Goal of the exercise =
Please repeat the records exactly, keeping the pictures out.
····················
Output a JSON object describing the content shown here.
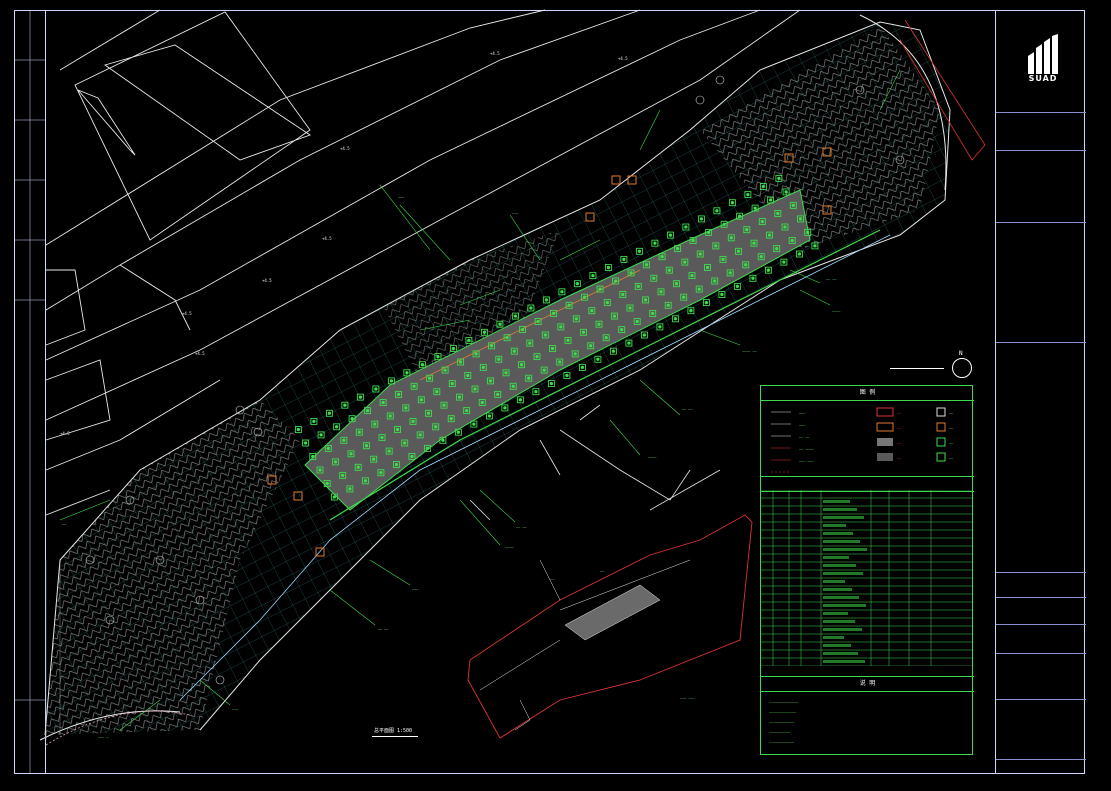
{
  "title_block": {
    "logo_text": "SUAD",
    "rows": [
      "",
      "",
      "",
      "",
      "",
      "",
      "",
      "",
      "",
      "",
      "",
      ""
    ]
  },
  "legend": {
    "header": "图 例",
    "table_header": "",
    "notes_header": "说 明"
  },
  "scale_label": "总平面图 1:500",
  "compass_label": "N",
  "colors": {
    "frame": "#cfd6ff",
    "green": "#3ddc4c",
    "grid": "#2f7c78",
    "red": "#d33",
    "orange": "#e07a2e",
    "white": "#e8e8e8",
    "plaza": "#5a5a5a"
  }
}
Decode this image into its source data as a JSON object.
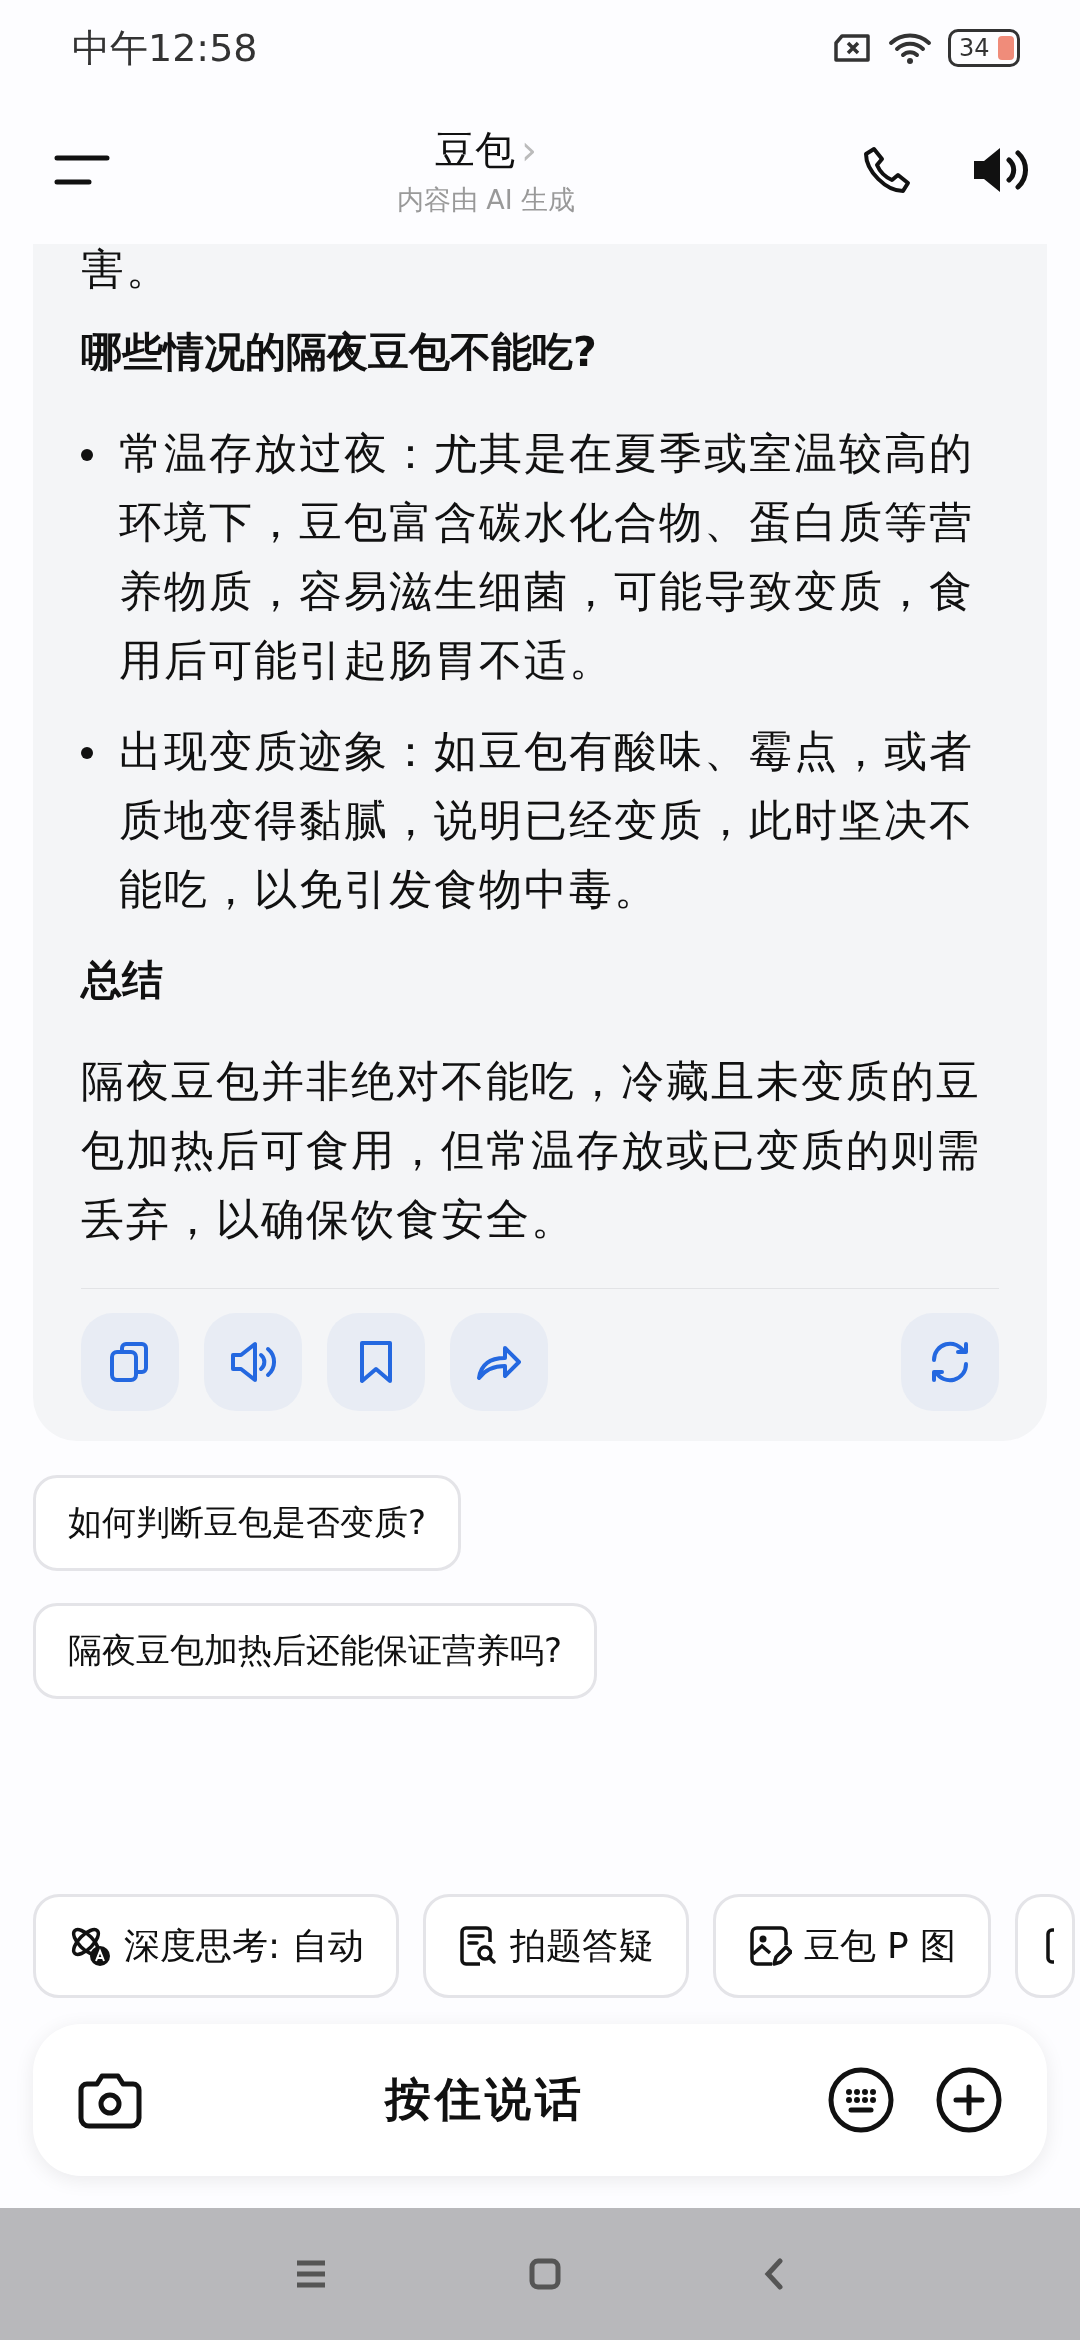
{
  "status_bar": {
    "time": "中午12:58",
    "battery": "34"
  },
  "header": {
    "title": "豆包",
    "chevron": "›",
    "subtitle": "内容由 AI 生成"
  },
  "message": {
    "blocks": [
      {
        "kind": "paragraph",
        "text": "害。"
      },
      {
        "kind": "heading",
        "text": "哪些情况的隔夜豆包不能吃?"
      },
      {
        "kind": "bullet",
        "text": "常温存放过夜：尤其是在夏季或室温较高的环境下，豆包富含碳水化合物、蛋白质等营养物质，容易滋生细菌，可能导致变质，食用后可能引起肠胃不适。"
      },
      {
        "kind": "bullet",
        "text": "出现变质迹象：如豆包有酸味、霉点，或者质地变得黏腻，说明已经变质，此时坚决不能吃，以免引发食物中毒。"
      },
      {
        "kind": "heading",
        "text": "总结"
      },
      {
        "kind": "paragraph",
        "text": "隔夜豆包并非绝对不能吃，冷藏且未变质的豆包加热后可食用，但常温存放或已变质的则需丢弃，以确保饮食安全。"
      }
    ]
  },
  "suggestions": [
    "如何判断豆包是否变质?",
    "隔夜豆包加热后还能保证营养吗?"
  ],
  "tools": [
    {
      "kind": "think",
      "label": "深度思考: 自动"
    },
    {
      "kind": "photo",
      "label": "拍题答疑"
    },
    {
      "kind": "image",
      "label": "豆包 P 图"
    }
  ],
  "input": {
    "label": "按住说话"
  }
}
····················
Written answer =
Output a JSON object describing the content shown here.
{
  "title_block": {
    "logo_text": "SUAD",
    "rows": [
      "",
      "",
      "",
      "",
      "",
      "",
      "",
      "",
      "",
      "",
      "",
      ""
    ]
  },
  "legend": {
    "header": "图 例",
    "table_header": "",
    "notes_header": "说 明"
  },
  "scale_label": "总平面图 1:500",
  "compass_label": "N",
  "colors": {
    "frame": "#cfd6ff",
    "green": "#3ddc4c",
    "grid": "#2f7c78",
    "red": "#d33",
    "orange": "#e07a2e",
    "white": "#e8e8e8",
    "plaza": "#5a5a5a"
  }
}
Decode this image into its source data as a JSON object.
{
  "status_bar": {
    "time": "中午12:58",
    "battery": "34"
  },
  "header": {
    "title": "豆包",
    "chevron": "›",
    "subtitle": "内容由 AI 生成"
  },
  "message": {
    "blocks": [
      {
        "kind": "paragraph",
        "text": "害。"
      },
      {
        "kind": "heading",
        "text": "哪些情况的隔夜豆包不能吃?"
      },
      {
        "kind": "bullet",
        "text": "常温存放过夜：尤其是在夏季或室温较高的环境下，豆包富含碳水化合物、蛋白质等营养物质，容易滋生细菌，可能导致变质，食用后可能引起肠胃不适。"
      },
      {
        "kind": "bullet",
        "text": "出现变质迹象：如豆包有酸味、霉点，或者质地变得黏腻，说明已经变质，此时坚决不能吃，以免引发食物中毒。"
      },
      {
        "kind": "heading",
        "text": "总结"
      },
      {
        "kind": "paragraph",
        "text": "隔夜豆包并非绝对不能吃，冷藏且未变质的豆包加热后可食用，但常温存放或已变质的则需丢弃，以确保饮食安全。"
      }
    ]
  },
  "suggestions": [
    "如何判断豆包是否变质?",
    "隔夜豆包加热后还能保证营养吗?"
  ],
  "tools": [
    {
      "kind": "think",
      "label": "深度思考: 自动"
    },
    {
      "kind": "photo",
      "label": "拍题答疑"
    },
    {
      "kind": "image",
      "label": "豆包 P 图"
    }
  ],
  "input": {
    "label": "按住说话"
  }
}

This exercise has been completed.